"This November, you can stop them by voting yes on amendment #2, which stops taxpayer-funded, late-term abortions," it adds.

It drew complaints from a member of Protect Kentucky Access, which opposes the amendment.

"It's medical misinformation at its worst," Tamarra Wieder, Kentucky director for Planned Parenthood Alliance Advocates, said last week. "Kentuckians, they are tired of being lied to, they are tired of having their health care restricted."

But Tate and Westerfield defended the ad, insisting that some out-of-state groups that have donated to opponents of the amendment are indeed pushing for abortions up to the point of delivery − though a Kentucky law enacted in 2017 bans abortions after 20 weeks, halfway through a pregnancy.

"That's exactly what they want," Westerfield said. "That's the kind of America they want."

And Addia Wuchner, chairwoman of the Yes for Life Alliance, released a statement Thursday disputing claims of opponents.

"Pro-abortion activists are trying to scare Kentuckians with their lies about Amendment #2," it said. "The amendment is not a ban on abortion, and current Kentucky law strongly protects the health and life of mothers."

Asked why the measure bans public funding of abortions when federal and Kentucky law already prohibit it, Tate said lawmakers want to ensure that doesn't happen in the future.

Planned Parenthood's Wieder, speaking Monday on Kentucky Tonight, a KET public affairs show, said such claims about late term abortions and public funding are false.

"It's not grounded in any medical reality or financial reality of this state," Wieder said.

Voters will consider Constitutional Amendment 2 on the November 2022 ballot which could change whether Kentucky's constitution will allow abortions in the commonwealth.
Voters will consider Constitutional Amendment 2 on the November 2022 ballot which could change whether Kentucky's constitution will allow abortions in the commonwealth.
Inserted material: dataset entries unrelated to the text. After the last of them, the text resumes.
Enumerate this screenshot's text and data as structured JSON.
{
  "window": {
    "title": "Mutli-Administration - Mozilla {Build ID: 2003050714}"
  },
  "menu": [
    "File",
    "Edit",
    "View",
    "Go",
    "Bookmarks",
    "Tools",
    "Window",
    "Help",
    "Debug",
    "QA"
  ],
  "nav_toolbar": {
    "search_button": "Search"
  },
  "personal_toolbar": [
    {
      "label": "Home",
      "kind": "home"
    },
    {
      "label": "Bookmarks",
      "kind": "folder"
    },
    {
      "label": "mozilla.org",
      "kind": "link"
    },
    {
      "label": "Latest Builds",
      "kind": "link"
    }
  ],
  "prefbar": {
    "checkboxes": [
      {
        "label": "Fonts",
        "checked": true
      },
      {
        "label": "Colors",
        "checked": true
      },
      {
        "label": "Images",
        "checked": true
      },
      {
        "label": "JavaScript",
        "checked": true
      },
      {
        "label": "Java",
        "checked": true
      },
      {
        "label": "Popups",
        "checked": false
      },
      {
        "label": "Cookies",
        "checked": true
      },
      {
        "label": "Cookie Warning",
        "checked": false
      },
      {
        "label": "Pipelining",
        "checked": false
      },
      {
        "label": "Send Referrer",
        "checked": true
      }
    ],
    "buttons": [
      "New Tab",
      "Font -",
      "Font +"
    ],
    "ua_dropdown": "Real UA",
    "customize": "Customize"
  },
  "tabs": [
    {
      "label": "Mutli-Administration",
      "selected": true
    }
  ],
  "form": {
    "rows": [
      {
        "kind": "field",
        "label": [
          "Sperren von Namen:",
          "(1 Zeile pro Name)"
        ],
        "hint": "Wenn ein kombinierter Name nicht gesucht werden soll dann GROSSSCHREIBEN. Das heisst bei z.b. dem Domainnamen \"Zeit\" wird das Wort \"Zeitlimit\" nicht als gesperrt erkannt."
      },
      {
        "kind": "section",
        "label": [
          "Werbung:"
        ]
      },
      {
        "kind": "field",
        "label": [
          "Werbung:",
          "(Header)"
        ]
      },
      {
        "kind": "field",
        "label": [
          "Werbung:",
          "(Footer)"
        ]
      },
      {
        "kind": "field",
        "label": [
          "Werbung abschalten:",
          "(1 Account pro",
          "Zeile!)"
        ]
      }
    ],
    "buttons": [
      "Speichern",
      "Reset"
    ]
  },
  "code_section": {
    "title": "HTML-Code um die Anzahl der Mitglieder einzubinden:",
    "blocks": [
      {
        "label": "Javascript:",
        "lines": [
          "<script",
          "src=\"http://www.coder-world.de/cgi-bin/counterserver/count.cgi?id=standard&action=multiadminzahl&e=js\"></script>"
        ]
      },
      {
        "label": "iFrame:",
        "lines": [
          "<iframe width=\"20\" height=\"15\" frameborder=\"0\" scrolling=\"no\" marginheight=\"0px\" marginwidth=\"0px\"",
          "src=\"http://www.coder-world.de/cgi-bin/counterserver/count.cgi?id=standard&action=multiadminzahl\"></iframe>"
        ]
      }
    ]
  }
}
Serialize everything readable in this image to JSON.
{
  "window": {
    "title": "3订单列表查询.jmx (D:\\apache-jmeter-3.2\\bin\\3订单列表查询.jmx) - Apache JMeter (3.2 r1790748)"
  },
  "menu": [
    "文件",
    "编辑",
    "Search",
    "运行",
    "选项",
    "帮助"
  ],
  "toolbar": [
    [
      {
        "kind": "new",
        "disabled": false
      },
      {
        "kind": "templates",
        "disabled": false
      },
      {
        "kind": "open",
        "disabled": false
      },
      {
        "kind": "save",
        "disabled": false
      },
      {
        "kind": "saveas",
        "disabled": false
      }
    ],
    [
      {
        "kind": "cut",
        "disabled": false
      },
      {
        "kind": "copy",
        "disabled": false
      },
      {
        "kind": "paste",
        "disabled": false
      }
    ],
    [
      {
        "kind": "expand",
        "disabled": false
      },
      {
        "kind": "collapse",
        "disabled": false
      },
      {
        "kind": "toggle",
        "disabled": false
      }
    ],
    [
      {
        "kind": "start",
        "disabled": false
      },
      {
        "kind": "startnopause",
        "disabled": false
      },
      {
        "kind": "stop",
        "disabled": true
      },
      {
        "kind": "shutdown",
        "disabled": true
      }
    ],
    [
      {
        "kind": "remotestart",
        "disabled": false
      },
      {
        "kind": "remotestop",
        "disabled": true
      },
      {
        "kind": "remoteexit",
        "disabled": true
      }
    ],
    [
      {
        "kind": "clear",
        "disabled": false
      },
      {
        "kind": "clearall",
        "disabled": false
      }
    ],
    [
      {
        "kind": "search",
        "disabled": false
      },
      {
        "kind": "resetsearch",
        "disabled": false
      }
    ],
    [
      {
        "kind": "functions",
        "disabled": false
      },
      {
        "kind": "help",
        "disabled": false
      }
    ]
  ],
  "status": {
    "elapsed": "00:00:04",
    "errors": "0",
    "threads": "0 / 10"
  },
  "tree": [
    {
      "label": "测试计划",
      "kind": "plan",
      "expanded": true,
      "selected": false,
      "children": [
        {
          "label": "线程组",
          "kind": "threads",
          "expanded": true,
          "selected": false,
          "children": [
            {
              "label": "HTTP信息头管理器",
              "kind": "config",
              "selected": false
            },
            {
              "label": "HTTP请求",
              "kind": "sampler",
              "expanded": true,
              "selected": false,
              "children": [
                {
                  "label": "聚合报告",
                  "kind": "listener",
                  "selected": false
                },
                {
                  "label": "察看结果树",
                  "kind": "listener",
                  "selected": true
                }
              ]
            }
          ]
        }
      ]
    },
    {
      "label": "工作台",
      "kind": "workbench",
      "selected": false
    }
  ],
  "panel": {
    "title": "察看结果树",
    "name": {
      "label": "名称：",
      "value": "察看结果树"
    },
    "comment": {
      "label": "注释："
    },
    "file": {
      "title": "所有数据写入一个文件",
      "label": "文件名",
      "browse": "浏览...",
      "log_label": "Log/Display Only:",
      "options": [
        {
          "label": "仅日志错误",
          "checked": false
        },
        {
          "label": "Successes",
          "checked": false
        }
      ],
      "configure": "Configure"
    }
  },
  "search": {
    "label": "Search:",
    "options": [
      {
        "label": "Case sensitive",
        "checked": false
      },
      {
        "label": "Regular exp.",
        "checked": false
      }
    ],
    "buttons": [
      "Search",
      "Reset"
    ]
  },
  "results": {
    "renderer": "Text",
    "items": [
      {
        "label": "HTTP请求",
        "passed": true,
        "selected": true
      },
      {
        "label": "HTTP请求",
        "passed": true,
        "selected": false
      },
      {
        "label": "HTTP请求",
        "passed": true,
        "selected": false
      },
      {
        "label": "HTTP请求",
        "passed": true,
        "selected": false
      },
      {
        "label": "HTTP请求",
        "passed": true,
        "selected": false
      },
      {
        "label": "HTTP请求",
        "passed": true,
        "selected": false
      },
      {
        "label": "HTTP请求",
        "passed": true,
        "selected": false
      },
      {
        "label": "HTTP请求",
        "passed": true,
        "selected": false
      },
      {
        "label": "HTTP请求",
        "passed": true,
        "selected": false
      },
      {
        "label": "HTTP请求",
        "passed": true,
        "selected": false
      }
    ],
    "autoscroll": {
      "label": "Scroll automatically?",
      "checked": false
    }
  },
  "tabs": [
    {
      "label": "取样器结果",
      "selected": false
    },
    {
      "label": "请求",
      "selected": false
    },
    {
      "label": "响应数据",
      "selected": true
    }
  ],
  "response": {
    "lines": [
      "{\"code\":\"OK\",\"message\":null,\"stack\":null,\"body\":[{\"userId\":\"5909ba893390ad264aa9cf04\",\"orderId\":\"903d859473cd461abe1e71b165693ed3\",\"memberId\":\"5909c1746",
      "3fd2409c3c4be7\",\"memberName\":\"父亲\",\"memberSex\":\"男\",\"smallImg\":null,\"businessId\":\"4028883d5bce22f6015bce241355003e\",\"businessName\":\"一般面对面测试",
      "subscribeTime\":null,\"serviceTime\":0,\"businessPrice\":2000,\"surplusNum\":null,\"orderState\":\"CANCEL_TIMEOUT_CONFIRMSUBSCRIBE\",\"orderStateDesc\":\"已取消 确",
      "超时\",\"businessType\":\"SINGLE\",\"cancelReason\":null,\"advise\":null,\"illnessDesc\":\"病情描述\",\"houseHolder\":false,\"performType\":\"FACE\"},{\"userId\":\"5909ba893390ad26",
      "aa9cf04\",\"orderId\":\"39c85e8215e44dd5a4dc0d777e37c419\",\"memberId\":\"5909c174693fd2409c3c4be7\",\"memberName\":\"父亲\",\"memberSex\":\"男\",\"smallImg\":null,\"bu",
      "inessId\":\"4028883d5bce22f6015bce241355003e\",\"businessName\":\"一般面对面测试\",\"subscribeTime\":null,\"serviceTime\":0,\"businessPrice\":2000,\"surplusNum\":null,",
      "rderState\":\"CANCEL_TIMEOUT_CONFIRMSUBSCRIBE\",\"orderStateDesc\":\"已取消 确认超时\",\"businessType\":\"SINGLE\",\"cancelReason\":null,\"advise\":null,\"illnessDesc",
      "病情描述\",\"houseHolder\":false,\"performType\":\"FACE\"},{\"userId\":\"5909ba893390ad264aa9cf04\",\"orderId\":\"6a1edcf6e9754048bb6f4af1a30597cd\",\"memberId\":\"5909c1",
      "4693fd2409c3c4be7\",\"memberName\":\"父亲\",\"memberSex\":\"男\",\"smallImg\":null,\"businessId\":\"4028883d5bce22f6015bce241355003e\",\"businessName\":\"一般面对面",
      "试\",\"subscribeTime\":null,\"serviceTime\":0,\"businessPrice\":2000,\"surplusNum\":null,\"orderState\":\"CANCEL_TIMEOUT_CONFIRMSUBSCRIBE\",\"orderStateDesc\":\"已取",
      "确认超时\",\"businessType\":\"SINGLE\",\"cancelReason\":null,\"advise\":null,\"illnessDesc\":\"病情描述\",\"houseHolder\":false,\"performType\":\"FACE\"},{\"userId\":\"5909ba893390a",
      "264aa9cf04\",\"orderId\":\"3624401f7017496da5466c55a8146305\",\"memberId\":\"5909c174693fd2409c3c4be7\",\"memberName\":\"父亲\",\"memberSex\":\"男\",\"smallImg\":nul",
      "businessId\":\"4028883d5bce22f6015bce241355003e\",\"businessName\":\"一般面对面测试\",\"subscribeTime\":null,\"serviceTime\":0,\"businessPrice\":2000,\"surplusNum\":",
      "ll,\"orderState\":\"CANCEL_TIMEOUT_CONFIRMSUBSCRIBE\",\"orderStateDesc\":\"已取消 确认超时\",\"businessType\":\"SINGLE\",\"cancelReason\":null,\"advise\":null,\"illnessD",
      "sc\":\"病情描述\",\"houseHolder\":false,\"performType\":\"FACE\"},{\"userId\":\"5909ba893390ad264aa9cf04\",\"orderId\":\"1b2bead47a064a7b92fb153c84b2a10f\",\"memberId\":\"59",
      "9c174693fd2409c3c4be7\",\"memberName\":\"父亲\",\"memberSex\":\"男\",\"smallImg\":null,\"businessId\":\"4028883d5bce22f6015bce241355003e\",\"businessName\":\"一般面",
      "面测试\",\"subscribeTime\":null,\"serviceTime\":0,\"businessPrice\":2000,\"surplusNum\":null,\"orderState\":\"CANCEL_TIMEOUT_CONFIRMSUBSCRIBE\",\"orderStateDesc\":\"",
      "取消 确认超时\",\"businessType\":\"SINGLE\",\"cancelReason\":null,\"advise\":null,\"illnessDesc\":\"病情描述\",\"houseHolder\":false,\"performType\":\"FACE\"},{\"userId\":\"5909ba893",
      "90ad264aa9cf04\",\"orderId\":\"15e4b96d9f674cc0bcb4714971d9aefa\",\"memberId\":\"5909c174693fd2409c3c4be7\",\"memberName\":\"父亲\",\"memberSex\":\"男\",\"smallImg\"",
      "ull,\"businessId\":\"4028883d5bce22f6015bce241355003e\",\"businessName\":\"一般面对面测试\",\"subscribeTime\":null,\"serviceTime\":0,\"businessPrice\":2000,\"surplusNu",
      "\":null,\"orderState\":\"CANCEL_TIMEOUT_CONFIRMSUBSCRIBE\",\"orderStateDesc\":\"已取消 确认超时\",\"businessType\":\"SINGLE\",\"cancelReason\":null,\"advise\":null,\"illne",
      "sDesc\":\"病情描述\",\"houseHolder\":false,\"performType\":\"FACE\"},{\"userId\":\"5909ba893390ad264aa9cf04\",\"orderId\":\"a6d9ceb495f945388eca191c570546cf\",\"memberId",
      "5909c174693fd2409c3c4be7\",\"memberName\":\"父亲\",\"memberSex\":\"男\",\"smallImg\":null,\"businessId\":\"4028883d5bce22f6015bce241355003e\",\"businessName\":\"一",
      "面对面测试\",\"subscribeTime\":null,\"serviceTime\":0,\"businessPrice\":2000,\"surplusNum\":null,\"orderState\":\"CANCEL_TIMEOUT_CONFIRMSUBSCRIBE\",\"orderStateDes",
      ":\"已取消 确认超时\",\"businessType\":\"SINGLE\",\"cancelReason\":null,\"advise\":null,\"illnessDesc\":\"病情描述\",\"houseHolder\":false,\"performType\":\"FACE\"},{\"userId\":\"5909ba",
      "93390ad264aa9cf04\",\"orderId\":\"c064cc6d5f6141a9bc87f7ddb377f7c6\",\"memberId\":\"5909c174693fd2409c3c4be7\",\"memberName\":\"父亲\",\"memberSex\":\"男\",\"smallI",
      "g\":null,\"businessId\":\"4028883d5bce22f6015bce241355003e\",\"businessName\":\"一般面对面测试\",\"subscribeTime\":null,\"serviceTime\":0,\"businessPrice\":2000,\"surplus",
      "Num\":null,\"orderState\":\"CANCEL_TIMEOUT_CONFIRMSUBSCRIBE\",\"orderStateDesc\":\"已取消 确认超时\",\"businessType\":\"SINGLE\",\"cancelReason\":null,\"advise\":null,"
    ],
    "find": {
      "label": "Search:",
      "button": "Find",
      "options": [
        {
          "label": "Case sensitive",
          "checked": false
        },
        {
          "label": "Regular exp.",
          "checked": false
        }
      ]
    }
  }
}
Tate, asked what polling showed about the outcome of the ballot question on abortion, said she was "not privy to any of the polling information" but said it is important that people vote for it.

"The sense of urgency is Nov. 8," she said.

Kentucky's one-sentence amendment states:

"To protect human life, nothing in this Constitution shall be construed to secure or protect a right to abortion or require the funding of abortion."

Contact reporter Deborah Yetter at or on Twitter at @d_yetter.

This article originally appeared on Louisville Courier Journal: Lawmakers decry 'misinformation' on Kentucky abortion amendment vote